##### Exercise material #####

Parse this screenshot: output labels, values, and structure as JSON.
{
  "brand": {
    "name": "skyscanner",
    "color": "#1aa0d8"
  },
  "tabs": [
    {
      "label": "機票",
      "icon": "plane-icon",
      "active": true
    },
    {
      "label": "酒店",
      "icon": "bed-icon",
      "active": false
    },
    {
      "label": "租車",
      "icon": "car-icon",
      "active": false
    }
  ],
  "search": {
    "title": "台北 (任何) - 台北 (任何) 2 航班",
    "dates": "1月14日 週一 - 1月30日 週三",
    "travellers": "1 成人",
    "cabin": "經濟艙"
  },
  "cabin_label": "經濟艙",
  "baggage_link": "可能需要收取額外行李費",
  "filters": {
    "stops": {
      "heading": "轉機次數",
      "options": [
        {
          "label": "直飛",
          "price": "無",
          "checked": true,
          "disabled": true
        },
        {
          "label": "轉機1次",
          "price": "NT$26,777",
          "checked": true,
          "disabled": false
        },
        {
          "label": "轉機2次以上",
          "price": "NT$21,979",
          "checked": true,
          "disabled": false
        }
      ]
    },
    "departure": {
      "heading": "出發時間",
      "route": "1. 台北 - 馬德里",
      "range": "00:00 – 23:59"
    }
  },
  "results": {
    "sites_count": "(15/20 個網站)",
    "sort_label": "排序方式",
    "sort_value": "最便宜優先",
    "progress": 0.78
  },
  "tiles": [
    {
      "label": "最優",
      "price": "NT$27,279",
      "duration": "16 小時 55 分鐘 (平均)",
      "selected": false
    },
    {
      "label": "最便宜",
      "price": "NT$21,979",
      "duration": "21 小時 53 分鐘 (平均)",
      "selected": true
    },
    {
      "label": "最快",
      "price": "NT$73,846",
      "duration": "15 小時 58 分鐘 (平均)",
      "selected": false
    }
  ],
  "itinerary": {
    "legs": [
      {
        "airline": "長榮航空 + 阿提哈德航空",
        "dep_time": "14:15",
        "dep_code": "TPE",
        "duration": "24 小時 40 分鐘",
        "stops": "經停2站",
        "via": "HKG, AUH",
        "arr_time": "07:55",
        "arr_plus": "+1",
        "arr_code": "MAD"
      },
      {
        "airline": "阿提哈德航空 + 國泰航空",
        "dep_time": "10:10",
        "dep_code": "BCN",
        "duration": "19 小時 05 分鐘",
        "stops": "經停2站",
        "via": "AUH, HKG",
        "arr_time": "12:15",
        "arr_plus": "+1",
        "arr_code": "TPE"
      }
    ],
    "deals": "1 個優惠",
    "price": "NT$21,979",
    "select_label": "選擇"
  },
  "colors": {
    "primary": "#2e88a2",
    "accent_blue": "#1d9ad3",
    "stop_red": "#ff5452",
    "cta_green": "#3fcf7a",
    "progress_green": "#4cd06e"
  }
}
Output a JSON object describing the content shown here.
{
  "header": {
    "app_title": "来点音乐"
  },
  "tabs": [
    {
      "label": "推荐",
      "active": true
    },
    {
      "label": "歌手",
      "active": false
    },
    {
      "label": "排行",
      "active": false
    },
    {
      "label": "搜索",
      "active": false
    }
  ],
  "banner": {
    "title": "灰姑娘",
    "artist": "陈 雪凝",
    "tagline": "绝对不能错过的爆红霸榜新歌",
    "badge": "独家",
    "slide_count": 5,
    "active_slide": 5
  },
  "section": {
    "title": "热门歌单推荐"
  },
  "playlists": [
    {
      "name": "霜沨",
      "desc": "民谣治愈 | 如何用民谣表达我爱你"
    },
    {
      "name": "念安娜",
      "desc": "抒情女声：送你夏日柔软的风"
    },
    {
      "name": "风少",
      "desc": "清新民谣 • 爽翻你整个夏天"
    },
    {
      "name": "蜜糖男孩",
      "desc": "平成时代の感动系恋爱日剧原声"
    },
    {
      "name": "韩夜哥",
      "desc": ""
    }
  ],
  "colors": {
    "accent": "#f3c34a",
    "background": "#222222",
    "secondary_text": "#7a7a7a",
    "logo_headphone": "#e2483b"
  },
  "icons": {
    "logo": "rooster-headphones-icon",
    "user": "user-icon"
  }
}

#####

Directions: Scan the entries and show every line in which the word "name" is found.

Response area:
    "name": "skyscanner",
      "name": "霜沨",
      "name": "念安娜",
      "name": "风少",
      "name": "蜜糖男孩",
      "name": "韩夜哥",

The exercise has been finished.